Exercise directions -
Report each line of the listing that carries the word "Aufgaben".

Information supplied -
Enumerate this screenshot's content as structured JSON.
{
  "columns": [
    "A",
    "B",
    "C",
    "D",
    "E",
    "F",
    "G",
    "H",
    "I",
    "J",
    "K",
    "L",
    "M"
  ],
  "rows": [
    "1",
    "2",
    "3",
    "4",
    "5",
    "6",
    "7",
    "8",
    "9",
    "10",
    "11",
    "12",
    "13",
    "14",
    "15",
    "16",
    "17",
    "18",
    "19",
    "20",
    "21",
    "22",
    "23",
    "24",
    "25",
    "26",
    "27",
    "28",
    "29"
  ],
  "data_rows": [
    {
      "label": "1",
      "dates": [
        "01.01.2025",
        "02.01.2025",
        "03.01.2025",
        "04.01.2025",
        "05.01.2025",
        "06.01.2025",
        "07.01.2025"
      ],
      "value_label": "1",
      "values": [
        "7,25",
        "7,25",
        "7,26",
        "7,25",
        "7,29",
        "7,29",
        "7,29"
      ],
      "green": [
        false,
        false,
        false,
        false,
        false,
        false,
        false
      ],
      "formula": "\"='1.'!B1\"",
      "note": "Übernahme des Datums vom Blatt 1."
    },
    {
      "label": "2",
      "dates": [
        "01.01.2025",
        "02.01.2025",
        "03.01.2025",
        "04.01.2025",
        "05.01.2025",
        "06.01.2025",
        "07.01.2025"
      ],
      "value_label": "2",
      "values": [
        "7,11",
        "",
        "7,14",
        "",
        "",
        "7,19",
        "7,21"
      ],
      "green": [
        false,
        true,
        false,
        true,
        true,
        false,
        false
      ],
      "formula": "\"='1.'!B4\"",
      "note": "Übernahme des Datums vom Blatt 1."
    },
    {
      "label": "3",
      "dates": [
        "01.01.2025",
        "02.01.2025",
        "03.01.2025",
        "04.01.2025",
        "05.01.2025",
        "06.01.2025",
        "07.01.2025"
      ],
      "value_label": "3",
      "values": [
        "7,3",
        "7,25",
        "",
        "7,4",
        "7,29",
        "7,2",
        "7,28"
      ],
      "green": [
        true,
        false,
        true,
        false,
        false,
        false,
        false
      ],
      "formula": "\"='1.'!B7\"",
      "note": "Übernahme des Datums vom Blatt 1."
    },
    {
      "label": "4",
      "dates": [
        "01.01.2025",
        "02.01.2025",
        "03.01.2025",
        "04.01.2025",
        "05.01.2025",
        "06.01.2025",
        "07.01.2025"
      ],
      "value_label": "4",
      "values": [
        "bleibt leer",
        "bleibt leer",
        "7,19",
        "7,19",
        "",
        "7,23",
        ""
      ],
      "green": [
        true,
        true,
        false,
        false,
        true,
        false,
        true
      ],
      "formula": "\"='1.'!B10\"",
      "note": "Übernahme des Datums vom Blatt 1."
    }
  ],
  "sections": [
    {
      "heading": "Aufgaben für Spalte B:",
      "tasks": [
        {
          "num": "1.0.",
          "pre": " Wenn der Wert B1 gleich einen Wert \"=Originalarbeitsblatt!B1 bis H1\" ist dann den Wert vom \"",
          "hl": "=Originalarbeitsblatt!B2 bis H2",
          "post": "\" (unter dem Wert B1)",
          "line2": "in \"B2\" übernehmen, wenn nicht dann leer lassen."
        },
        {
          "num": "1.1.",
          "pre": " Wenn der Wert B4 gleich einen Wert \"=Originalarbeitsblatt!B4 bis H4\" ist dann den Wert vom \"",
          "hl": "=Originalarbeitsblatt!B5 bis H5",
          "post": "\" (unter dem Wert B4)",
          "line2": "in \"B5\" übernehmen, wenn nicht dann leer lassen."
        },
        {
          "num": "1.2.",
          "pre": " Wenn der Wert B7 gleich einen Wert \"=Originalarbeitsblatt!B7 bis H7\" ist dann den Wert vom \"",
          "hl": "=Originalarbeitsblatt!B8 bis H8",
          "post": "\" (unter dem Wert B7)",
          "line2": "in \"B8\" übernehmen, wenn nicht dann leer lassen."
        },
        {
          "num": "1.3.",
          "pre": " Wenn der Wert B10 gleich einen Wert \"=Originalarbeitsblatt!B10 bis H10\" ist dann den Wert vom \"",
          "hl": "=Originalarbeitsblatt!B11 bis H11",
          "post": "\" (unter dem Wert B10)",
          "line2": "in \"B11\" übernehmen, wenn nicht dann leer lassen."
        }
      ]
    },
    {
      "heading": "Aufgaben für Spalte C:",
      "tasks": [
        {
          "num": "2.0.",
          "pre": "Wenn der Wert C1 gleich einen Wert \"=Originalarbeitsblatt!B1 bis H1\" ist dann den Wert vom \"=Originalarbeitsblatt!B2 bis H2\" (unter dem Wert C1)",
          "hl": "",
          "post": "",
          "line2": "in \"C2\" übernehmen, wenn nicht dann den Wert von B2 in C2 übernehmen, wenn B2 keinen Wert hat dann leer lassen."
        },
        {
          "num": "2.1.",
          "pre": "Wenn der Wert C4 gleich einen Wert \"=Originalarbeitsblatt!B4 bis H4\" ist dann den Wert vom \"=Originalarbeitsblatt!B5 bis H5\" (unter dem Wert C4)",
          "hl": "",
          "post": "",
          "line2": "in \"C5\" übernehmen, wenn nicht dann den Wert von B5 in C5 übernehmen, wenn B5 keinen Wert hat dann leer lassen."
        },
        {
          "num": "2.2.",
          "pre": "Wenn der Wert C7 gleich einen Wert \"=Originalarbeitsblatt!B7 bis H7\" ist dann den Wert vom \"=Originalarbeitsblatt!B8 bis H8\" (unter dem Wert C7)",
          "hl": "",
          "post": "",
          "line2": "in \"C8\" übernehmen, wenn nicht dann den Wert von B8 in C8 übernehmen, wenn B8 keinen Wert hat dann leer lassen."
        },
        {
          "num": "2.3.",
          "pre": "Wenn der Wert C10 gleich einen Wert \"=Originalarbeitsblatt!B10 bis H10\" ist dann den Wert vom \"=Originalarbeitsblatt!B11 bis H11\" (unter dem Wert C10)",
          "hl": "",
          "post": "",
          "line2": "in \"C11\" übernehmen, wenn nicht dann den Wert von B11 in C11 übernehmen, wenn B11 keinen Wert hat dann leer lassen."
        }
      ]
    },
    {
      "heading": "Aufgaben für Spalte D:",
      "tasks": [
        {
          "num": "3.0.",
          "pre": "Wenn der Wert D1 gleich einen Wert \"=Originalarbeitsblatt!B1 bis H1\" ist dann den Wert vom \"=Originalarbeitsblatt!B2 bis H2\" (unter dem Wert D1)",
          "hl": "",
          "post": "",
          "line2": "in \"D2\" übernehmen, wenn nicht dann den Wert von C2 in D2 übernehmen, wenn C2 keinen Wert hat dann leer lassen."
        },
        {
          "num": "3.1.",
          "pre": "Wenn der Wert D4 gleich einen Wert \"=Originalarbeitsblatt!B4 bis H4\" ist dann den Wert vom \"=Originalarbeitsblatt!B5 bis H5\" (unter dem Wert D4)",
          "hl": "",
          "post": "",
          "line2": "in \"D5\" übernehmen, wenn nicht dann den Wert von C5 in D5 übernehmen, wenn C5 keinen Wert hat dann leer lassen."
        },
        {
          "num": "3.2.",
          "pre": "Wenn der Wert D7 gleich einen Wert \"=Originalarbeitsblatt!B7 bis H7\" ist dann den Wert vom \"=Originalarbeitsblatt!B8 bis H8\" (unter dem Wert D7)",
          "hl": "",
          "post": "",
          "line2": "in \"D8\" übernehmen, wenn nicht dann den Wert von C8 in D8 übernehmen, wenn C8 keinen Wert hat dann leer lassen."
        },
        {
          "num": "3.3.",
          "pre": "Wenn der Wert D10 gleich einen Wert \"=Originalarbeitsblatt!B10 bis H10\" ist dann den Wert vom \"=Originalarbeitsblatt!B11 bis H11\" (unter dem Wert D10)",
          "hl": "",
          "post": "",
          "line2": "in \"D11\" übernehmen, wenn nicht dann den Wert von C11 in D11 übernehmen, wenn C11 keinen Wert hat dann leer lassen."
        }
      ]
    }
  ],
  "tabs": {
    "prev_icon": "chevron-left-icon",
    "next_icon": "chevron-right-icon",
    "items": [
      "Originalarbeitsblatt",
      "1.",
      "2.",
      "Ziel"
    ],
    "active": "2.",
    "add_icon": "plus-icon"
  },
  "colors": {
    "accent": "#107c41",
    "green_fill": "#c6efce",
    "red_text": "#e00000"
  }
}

Result for this task -
      "heading": "Aufgaben für Spalte B:",
      "heading": "Aufgaben für Spalte C:",
      "heading": "Aufgaben für Spalte D:",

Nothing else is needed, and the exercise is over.